Top of TASK MATERIAL

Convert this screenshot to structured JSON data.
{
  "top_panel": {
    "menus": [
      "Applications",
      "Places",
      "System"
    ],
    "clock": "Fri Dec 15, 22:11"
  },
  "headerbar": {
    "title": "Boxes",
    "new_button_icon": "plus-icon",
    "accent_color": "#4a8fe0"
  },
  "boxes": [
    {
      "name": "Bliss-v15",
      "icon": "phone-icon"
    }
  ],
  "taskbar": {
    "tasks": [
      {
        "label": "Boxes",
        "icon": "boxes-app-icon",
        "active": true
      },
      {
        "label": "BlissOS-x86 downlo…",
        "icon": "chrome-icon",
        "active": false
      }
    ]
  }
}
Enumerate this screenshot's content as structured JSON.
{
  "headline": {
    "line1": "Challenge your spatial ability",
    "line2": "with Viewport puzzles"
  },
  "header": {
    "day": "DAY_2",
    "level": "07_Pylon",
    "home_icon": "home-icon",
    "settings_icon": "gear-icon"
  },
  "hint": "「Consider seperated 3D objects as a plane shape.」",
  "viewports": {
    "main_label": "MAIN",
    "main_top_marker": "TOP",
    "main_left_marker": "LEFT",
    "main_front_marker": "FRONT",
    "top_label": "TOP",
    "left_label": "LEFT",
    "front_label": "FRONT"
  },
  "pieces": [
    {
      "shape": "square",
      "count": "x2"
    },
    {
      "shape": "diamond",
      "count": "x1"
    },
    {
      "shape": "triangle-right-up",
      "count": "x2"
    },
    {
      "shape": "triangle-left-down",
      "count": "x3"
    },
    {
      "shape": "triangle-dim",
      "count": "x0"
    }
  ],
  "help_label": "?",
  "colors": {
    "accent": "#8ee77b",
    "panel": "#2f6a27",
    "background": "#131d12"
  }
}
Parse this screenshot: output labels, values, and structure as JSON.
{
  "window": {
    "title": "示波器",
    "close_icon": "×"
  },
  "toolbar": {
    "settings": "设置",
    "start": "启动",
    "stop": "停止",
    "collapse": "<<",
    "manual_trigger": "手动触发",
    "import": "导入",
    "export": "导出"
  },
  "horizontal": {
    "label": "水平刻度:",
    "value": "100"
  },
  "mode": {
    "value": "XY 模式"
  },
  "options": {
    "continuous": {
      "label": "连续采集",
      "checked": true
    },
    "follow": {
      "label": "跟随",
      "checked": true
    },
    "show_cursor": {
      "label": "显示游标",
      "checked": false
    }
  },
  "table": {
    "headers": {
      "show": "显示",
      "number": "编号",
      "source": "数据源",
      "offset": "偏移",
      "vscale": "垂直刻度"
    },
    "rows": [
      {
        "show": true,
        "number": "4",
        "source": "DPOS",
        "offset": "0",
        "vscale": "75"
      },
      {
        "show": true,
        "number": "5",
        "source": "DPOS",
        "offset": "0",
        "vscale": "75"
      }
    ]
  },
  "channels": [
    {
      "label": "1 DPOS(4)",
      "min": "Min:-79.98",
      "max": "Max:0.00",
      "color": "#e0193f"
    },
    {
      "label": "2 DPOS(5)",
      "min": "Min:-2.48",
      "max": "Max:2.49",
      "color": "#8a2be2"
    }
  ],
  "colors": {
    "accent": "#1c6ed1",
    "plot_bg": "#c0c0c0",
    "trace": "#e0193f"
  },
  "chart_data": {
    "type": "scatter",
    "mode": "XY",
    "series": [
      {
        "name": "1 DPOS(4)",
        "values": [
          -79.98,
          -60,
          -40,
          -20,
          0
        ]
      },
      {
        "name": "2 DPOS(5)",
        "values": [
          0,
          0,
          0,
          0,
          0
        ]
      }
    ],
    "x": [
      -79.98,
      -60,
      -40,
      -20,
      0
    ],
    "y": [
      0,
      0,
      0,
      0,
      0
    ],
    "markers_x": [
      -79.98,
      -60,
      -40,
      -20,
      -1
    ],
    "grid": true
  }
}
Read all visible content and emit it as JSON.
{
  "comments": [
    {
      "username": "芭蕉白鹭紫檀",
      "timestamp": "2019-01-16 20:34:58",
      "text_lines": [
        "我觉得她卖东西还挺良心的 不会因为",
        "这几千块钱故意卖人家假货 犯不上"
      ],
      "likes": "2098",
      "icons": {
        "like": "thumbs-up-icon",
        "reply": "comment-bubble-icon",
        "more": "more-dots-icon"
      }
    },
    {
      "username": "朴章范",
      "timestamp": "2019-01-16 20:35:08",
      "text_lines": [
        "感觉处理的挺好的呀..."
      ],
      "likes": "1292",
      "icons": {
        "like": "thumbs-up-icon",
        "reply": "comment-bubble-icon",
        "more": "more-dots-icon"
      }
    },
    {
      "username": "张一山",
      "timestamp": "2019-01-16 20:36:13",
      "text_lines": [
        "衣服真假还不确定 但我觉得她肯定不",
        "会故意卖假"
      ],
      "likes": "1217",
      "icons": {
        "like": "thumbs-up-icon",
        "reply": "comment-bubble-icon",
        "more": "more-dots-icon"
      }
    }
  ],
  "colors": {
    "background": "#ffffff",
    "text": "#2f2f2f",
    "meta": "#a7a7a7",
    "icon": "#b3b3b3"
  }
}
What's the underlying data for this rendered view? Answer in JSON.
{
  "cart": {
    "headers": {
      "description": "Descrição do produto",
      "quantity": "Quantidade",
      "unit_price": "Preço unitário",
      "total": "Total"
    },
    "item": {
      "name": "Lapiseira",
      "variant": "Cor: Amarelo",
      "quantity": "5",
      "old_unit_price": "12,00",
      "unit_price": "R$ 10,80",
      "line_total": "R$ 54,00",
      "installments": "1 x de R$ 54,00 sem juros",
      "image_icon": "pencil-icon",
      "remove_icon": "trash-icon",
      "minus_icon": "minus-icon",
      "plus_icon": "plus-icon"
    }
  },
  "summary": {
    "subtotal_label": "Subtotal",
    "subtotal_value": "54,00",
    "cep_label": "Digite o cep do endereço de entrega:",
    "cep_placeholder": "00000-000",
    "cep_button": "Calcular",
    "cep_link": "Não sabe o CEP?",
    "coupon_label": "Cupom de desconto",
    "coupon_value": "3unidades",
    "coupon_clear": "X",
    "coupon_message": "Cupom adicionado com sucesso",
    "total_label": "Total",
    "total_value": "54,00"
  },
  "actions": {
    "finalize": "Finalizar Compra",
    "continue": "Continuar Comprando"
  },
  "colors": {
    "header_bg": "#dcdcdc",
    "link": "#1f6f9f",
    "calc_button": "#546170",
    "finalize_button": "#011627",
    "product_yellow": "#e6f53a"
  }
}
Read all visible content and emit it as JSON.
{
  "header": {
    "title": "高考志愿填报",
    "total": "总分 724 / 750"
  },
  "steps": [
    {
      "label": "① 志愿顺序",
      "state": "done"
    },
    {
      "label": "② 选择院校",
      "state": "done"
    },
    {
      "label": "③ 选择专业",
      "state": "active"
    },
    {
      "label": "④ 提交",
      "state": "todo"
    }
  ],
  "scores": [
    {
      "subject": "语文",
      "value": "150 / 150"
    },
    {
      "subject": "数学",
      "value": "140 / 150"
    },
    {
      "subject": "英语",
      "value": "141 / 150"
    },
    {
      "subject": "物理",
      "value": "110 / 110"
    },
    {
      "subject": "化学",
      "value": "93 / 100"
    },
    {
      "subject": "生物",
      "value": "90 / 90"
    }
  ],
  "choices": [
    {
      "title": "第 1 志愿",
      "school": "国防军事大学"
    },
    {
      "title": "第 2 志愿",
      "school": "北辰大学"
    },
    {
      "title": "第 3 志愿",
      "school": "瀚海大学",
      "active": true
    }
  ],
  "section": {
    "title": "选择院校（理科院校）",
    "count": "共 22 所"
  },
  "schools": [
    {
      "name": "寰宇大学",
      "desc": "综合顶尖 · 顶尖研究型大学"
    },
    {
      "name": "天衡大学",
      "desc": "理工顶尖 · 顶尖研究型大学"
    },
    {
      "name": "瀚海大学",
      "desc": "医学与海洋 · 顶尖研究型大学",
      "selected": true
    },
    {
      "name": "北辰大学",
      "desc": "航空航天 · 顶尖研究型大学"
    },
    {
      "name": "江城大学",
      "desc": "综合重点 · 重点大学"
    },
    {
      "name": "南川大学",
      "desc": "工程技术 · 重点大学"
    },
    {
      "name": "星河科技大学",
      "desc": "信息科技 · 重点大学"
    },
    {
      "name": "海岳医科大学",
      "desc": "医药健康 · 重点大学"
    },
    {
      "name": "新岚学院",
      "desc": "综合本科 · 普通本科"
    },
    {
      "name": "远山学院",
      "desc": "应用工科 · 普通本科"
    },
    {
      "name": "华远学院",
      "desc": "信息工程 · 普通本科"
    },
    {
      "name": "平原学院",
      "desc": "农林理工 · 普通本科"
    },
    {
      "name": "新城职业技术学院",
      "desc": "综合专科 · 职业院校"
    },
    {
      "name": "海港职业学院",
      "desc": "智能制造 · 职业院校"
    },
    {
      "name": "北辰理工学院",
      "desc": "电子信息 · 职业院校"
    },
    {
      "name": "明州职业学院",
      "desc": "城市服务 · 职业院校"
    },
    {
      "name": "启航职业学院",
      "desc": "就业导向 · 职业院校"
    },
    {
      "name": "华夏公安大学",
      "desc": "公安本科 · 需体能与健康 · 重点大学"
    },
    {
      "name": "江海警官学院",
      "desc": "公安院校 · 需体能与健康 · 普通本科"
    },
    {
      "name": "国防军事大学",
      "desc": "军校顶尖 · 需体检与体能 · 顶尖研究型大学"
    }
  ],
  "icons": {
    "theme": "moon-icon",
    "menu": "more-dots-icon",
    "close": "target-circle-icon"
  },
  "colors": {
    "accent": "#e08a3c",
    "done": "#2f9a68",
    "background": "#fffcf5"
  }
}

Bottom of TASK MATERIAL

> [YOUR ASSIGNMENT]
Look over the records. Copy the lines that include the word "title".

> [RESULT BELOW]
    "title": "Boxes",
    "title": "示波器",
    "title": "高考志愿填报",
      "title": "第 1 志愿",
      "title": "第 2 志愿",
      "title": "第 3 志愿",
    "title": "选择院校（理科院校）",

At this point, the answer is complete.